"I like to say the future of athletics is going to be a whole lot wrinklier than it is now," Carter said.

Carter has been slowed recently by a bacteria-resistant staph infection, which landed him in the hospital and ate up valuable training time. He admits that he would be happy to make just the trials, while adding he's planning to train seriously for the London games in 2012 at age 49.

"The great thing is the air quality in London is a lot better than Beijing, so that 2012 looks a lot better," he said.

Redbird Alum
June 20th, 2008, 01:06 PM
Since we all like it when swimming gets a plug... Congratulations to Hodding on getting to plug his swimming book on National Public Radio!

I found the interview amusing, and Hodding's ancedotes hit close to home!

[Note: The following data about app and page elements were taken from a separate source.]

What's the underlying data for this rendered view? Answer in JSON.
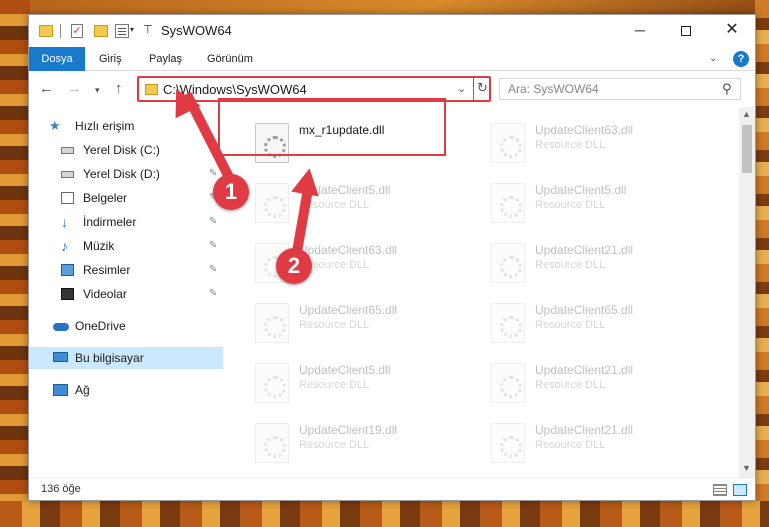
{
  "window": {
    "title": "SysWOW64",
    "min_label": "─",
    "close_label": "✕"
  },
  "quick_access": {
    "dropdown_glyph": "▾",
    "pin_glyph": "⊤"
  },
  "ribbon": {
    "tabs": [
      {
        "label": "Dosya"
      },
      {
        "label": "Giriş"
      },
      {
        "label": "Paylaş"
      },
      {
        "label": "Görünüm"
      }
    ],
    "expand_glyph": "⌄",
    "help_glyph": "?"
  },
  "nav": {
    "back_glyph": "←",
    "forward_glyph": "→",
    "recent_glyph": "▾",
    "up_glyph": "↑",
    "address": "C:\\Windows\\SysWOW64",
    "address_chevron": "⌄",
    "refresh_glyph": "↻",
    "search_placeholder": "Ara: SysWOW64",
    "search_glyph": "⚲"
  },
  "sidebar": {
    "items": [
      {
        "label": "Hızlı erişim",
        "icon": "star-icon"
      },
      {
        "label": "Yerel Disk (C:)",
        "icon": "drive-icon"
      },
      {
        "label": "Yerel Disk (D:)",
        "icon": "drive-icon",
        "pinned": true
      },
      {
        "label": "Belgeler",
        "icon": "documents-icon",
        "pinned": true
      },
      {
        "label": "İndirmeler",
        "icon": "download-icon",
        "pinned": true
      },
      {
        "label": "Müzik",
        "icon": "music-icon",
        "pinned": true
      },
      {
        "label": "Resimler",
        "icon": "pictures-icon",
        "pinned": true
      },
      {
        "label": "Videolar",
        "icon": "videos-icon",
        "pinned": true
      },
      {
        "label": "OneDrive",
        "icon": "cloud-icon"
      },
      {
        "label": "Bu bilgisayar",
        "icon": "computer-icon",
        "selected": true
      },
      {
        "label": "Ağ",
        "icon": "network-icon"
      }
    ],
    "pin_glyph": "✎"
  },
  "files": {
    "highlighted": {
      "name": "mx_r1update.dll",
      "desc": ""
    },
    "items": [
      {
        "name": "UpdateClient63.dll",
        "desc": "Resource DLL"
      },
      {
        "name": "UpdateClient5.dll",
        "desc": "Resource DLL"
      },
      {
        "name": "UpdateClient5.dll",
        "desc": "Resource DLL"
      },
      {
        "name": "UpdateClient63.dll",
        "desc": "Resource DLL"
      },
      {
        "name": "UpdateClient21.dll",
        "desc": "Resource DLL"
      },
      {
        "name": "UpdateClient65.dll",
        "desc": "Resource DLL"
      },
      {
        "name": "UpdateClient65.dll",
        "desc": "Resource DLL"
      },
      {
        "name": "UpdateClient5.dll",
        "desc": "Resource DLL"
      },
      {
        "name": "UpdateClient21.dll",
        "desc": "Resource DLL"
      },
      {
        "name": "UpdateClient19.dll",
        "desc": "Resource DLL"
      },
      {
        "name": "UpdateClient21.dll",
        "desc": "Resource DLL"
      }
    ]
  },
  "scrollbar": {
    "up_glyph": "▲",
    "down_glyph": "▼"
  },
  "status": {
    "count": "136 öğe"
  },
  "annotations": {
    "badge1": "1",
    "badge2": "2"
  },
  "colors": {
    "accent": "#1979ca",
    "highlight_red": "#e03b44",
    "selection": "#cce8ff"
  }
}
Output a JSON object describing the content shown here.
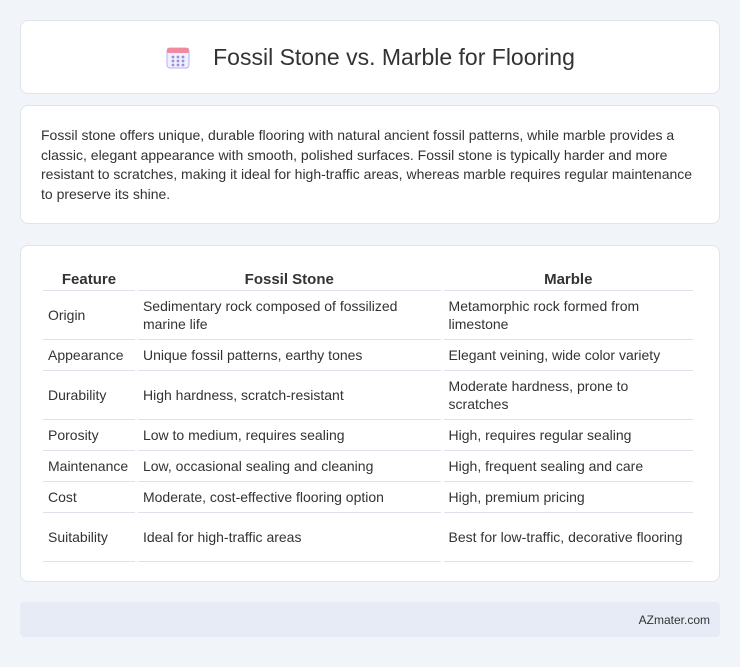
{
  "header": {
    "icon": "calendar-icon",
    "title": "Fossil Stone vs. Marble for Flooring"
  },
  "intro": {
    "text": "Fossil stone offers unique, durable flooring with natural ancient fossil patterns, while marble provides a classic, elegant appearance with smooth, polished surfaces. Fossil stone is typically harder and more resistant to scratches, making it ideal for high-traffic areas, whereas marble requires regular maintenance to preserve its shine."
  },
  "table": {
    "headers": [
      "Feature",
      "Fossil Stone",
      "Marble"
    ],
    "rows": [
      [
        "Origin",
        "Sedimentary rock composed of fossilized marine life",
        "Metamorphic rock formed from limestone"
      ],
      [
        "Appearance",
        "Unique fossil patterns, earthy tones",
        "Elegant veining, wide color variety"
      ],
      [
        "Durability",
        "High hardness, scratch-resistant",
        "Moderate hardness, prone to scratches"
      ],
      [
        "Porosity",
        "Low to medium, requires sealing",
        "High, requires regular sealing"
      ],
      [
        "Maintenance",
        "Low, occasional sealing and cleaning",
        "High, frequent sealing and care"
      ],
      [
        "Cost",
        "Moderate, cost-effective flooring option",
        "High, premium pricing"
      ],
      [
        "Suitability",
        "Ideal for high-traffic areas",
        "Best for low-traffic, decorative flooring"
      ]
    ]
  },
  "footer": {
    "text": "AZmater.com"
  },
  "colors": {
    "background": "#f1f4f9",
    "card": "#ffffff",
    "footer": "#e6ebf5",
    "icon_accent": "#8f7fe0"
  }
}
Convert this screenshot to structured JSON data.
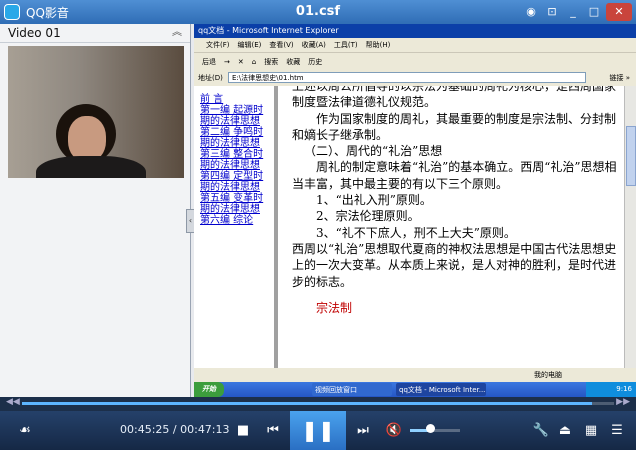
{
  "titlebar": {
    "app_name": "QQ影音",
    "file_name": "01.csf",
    "buttons": [
      "◉",
      "⊡",
      "_",
      "□",
      "✕"
    ]
  },
  "left_panel": {
    "title": "Video 01",
    "collapse_icon": "chevron-up-icon"
  },
  "ie": {
    "title": "qq文档 - Microsoft Internet Explorer",
    "menu": [
      "文件(F)",
      "编辑(E)",
      "查看(V)",
      "收藏(A)",
      "工具(T)",
      "帮助(H)"
    ],
    "toolbar": [
      "后退",
      "→",
      "✕",
      "⌂",
      "搜索",
      "收藏",
      "历史"
    ],
    "address_label": "地址(D)",
    "address_value": "E:\\法律思想史\\01.htm",
    "go_label": "转到",
    "links_label": "链接 »",
    "status_text": "我的电脑",
    "toc": [
      "前 言",
      "第一编 起源时期的法律思想",
      "第二编 争鸣时期的法律思想",
      "第三编 整合时期的法律思想",
      "第四编 定型时期的法律思想",
      "第五编 变革时期的法律思想",
      "第六编 综论"
    ],
    "content": [
      "上述以周公所倡导的以宗法为基础的周礼为核心，是西周国家制度暨法律道德礼仪规范。",
      "作为国家制度的周礼，其最重要的制度是宗法制、分封制和嫡长子继承制。",
      "（二）、周代的“礼治”思想",
      "周礼的制定意味着“礼治”的基本确立。西周“礼治”思想相当丰富，其中最主要的有以下三个原则。",
      "1、“出礼入刑”原则。",
      "2、宗法伦理原则。",
      "3、“礼不下庶人，刑不上大夫”原则。",
      "西周以“礼治”思想取代夏商的神权法思想是中国古代法思想史上的一次大变革。从本质上来说，是人对神的胜利，是时代进步的标志。"
    ],
    "section_title": "宗法制"
  },
  "taskbar": {
    "start": "开始",
    "task1": "视频回放窗口",
    "task2": "qq文档 - Microsoft Inter...",
    "clock": "9:16"
  },
  "player": {
    "elapsed": "00:45:25",
    "total": "00:47:13",
    "time_sep": " / ",
    "progress": 0.962,
    "volume": 0.4,
    "progress_left": "◀◀",
    "progress_right": "▶▶"
  },
  "icons": {
    "footprint": "footprint-icon",
    "stop": "stop-icon",
    "prev": "prev-icon",
    "pause": "pause-icon",
    "next": "next-icon",
    "volume": "volume-muted-icon",
    "settings": "wrench-icon",
    "eject": "eject-icon",
    "equalizer": "equalizer-icon",
    "playlist": "playlist-icon"
  },
  "colors": {
    "accent": "#2f6db5",
    "play_button": "#3b8be0",
    "progress": "#5db5ff"
  }
}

Best Regards and good luck with the book!

ande
June 22nd, 2008, 09:06 AM
Carter's going to be in Austin on the 24th but
I'm going to be out of town
http://www.statesman.com/life/content/life/stories/books/06/22/0622carter.html

gull
June 22nd, 2008, 09:48 AM
Carter's going to be in Austin on the 24th but
I'm going to be out of town
http://www.statesman.com/life/content/life/stories/books/06/22/0622carter.html

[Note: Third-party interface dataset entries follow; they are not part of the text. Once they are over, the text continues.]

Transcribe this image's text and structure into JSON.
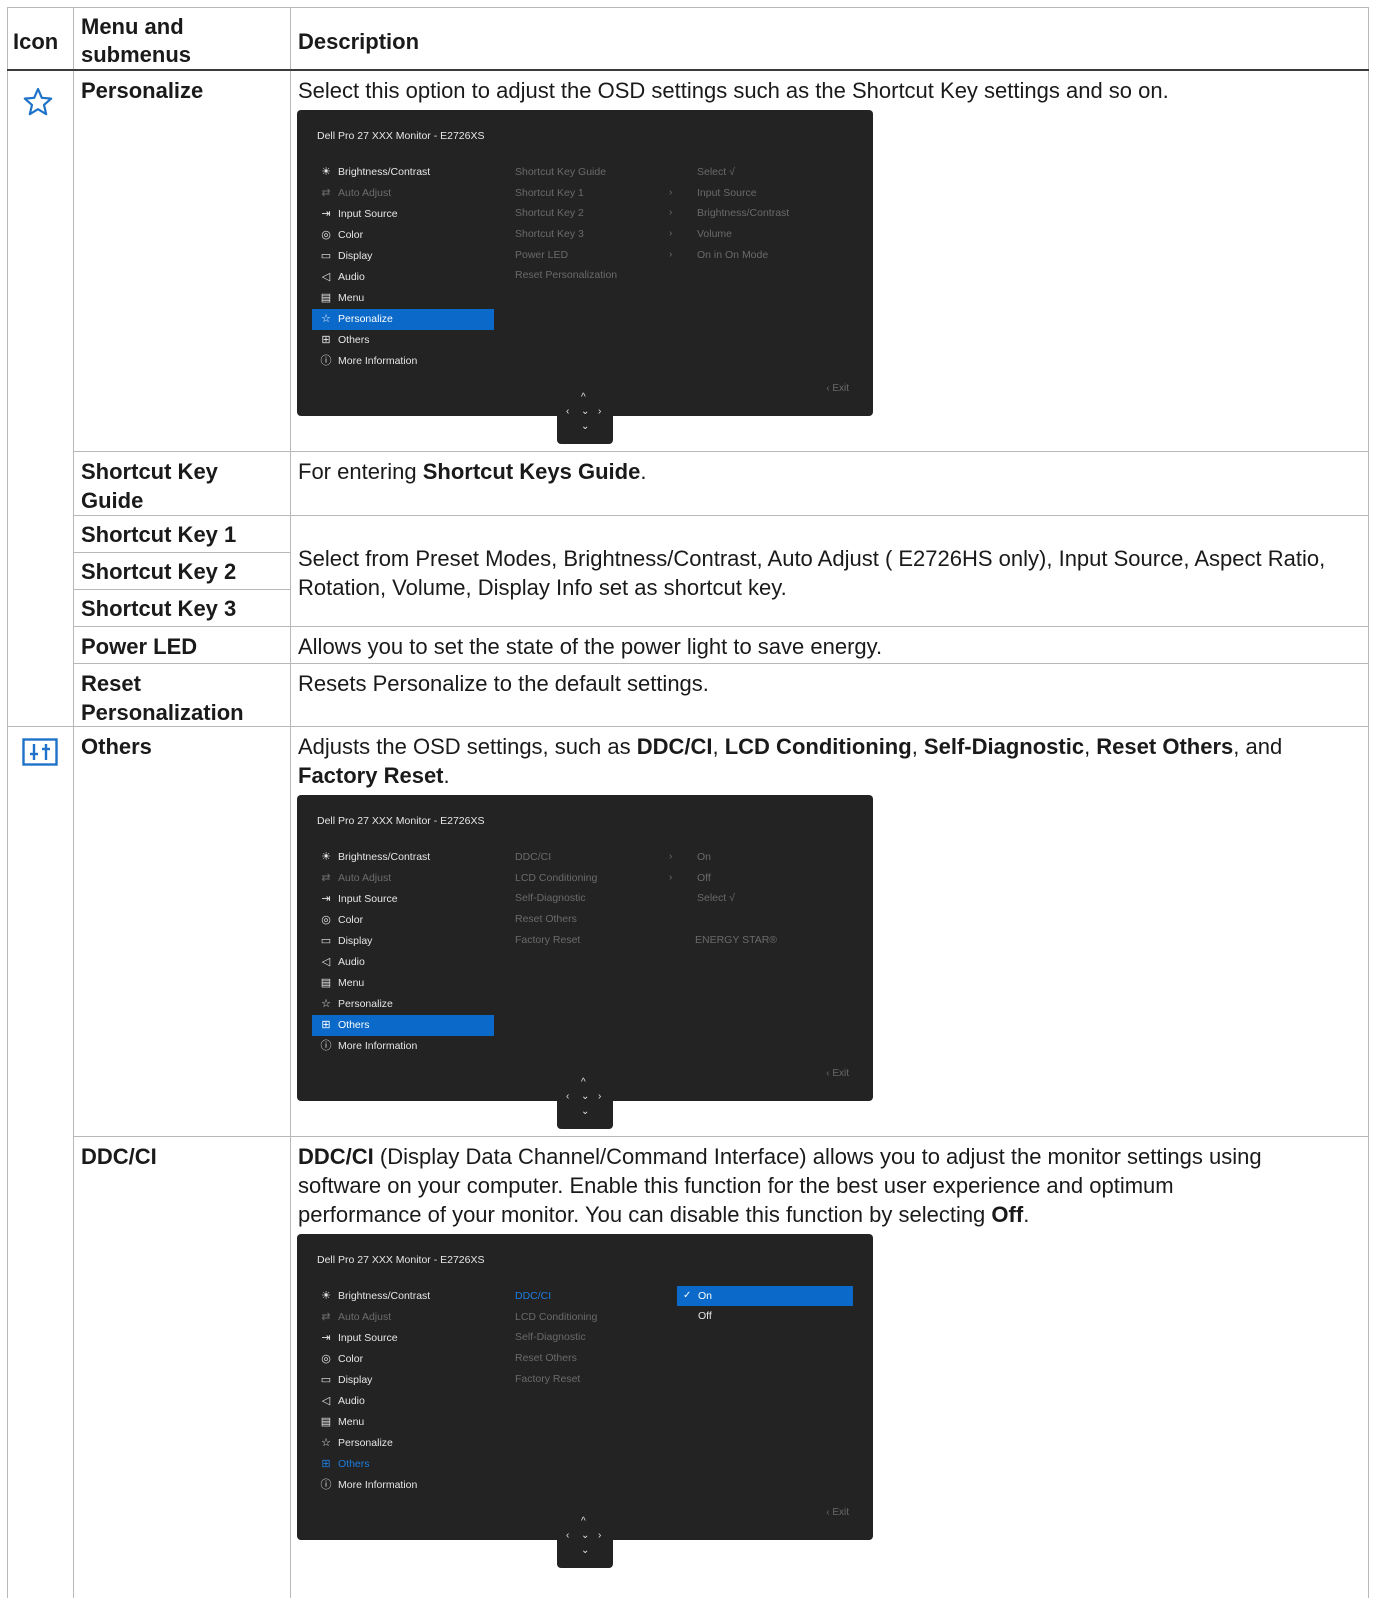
{
  "header": {
    "icon": "Icon",
    "menu": "Menu and submenus",
    "description": "Description"
  },
  "rows": {
    "personalize": {
      "icon": "star-icon",
      "menu": "Personalize",
      "desc": "Select this option to adjust the OSD settings such as the Shortcut Key settings and so on."
    },
    "shortcut_key_guide": {
      "menu": "Shortcut Key Guide",
      "desc_prefix": "For entering ",
      "desc_bold": "Shortcut Keys Guide",
      "desc_suffix": "."
    },
    "shortcut_key_1": {
      "menu": "Shortcut Key 1"
    },
    "shortcut_key_2": {
      "menu": "Shortcut Key 2"
    },
    "shortcut_key_3": {
      "menu": "Shortcut Key 3"
    },
    "shortcut_keys_desc": "Select from Preset Modes, Brightness/Contrast, Auto Adjust ( E2726HS only), Input Source, Aspect Ratio, Rotation, Volume, Display Info set as shortcut key.",
    "power_led": {
      "menu": "Power LED",
      "desc": "Allows you to set the state of the power light to save energy."
    },
    "reset_personalization": {
      "menu": "Reset Personalization",
      "desc": "Resets Personalize to the default settings."
    },
    "others": {
      "icon": "others-icon",
      "menu": "Others",
      "desc_1": "Adjusts the OSD settings, such as ",
      "b1": "DDC/CI",
      "s1": ", ",
      "b2": "LCD Conditioning",
      "s2": ", ",
      "b3": "Self-Diagnostic",
      "s3": ", ",
      "b4": "Reset Others",
      "s4": ", and",
      "b5": "Factory Reset",
      "s5": "."
    },
    "ddc_ci": {
      "menu": "DDC/CI",
      "b1": "DDC/CI",
      "desc_1": " (Display Data Channel/Command Interface) allows you to adjust the monitor settings using software on your computer. Enable this function for the best user experience and optimum performance of your monitor. You can disable this function by selecting ",
      "b2": "Off",
      "desc_2": "."
    }
  },
  "osd": {
    "title": "Dell Pro 27 XXX Monitor - E2726XS",
    "nav": [
      {
        "icon": "sun-icon",
        "glyph": "☀",
        "label": "Brightness/Contrast"
      },
      {
        "icon": "auto-adjust-icon",
        "glyph": "⇄",
        "label": "Auto Adjust"
      },
      {
        "icon": "input-source-icon",
        "glyph": "⇥",
        "label": "Input Source"
      },
      {
        "icon": "palette-icon",
        "glyph": "◎",
        "label": "Color"
      },
      {
        "icon": "monitor-icon",
        "glyph": "▭",
        "label": "Display"
      },
      {
        "icon": "speaker-icon",
        "glyph": "◁",
        "label": "Audio"
      },
      {
        "icon": "menu-icon",
        "glyph": "▤",
        "label": "Menu"
      },
      {
        "icon": "star-icon",
        "glyph": "☆",
        "label": "Personalize"
      },
      {
        "icon": "others-icon",
        "glyph": "⊞",
        "label": "Others"
      },
      {
        "icon": "info-icon",
        "glyph": "ⓘ",
        "label": "More Information"
      }
    ],
    "personalize_sub": [
      "Shortcut Key Guide",
      "Shortcut Key 1",
      "Shortcut Key 2",
      "Shortcut Key 3",
      "Power LED",
      "Reset Personalization"
    ],
    "personalize_vals": [
      "Select √",
      "Input Source",
      "Brightness/Contrast",
      "Volume",
      "On in On Mode"
    ],
    "others_sub": [
      "DDC/CI",
      "LCD Conditioning",
      "Self-Diagnostic",
      "Reset Others",
      "Factory Reset"
    ],
    "others_vals": [
      "On",
      "Off",
      "Select √",
      "",
      "ENERGY STAR®"
    ],
    "ddc_options": [
      "On",
      "Off"
    ],
    "arrow": "›",
    "exit": "‹  Exit",
    "joystick": {
      "up": "^",
      "left": "‹",
      "center": "⌄",
      "right": "›",
      "down": "⌄"
    }
  },
  "colors": {
    "accent": "#0b6ac9",
    "icon_blue": "#1f72c9",
    "osd_bg": "#232323"
  }
}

Thanks, Ande. I missed that article--I think the paper is still on my driveway. I will try to be there.

CaliSwimmer
June 22nd, 2008, 06:52 PM
I picked up Carter's book Friday and finished reading it Saturday. It's quick and fun. I found it to be interesting and funny, particularly the part where he goes back to college to train with his old coach and live in the dorm for a week. We're the same age, graduated from college the same year, and his efforts to balance family, work and swimming resonated. Of course, my swimming goals are A LOT different than his. I started swimming two years ago at age 43 by joining a masters team, having been a land-animal growing up (soccer, mostly). Thanks to a new coach who has more patience for new masters swimmers (that sounds like an oxymoron) than my first coach, I've just learned all four strokes and am now up to 5 x 90-minute practices a week, about 15,000 -18,000 meters total. My goal is to someday compete in a 400-IM and to one day do a 1:10 100-yd swim. I guess I relate to Carter's drive and persistence. And to his most humiliating moments -- for me, learning to swim at this age when surrounded by super fit athletes who have been doing it forever (and have the world and national masters records to prove it) has been the most humbling experience and has taught me a lot about myself (the value of just working hard at something, how to not give up when you feel like such a loser, appreciating incremental, unexpected successes that in other areas of your life you would just take for granted). I bet Carter would say the same thing, and that's a gift no matter the how, why or what of your goal.

Congrats on the book! :wine: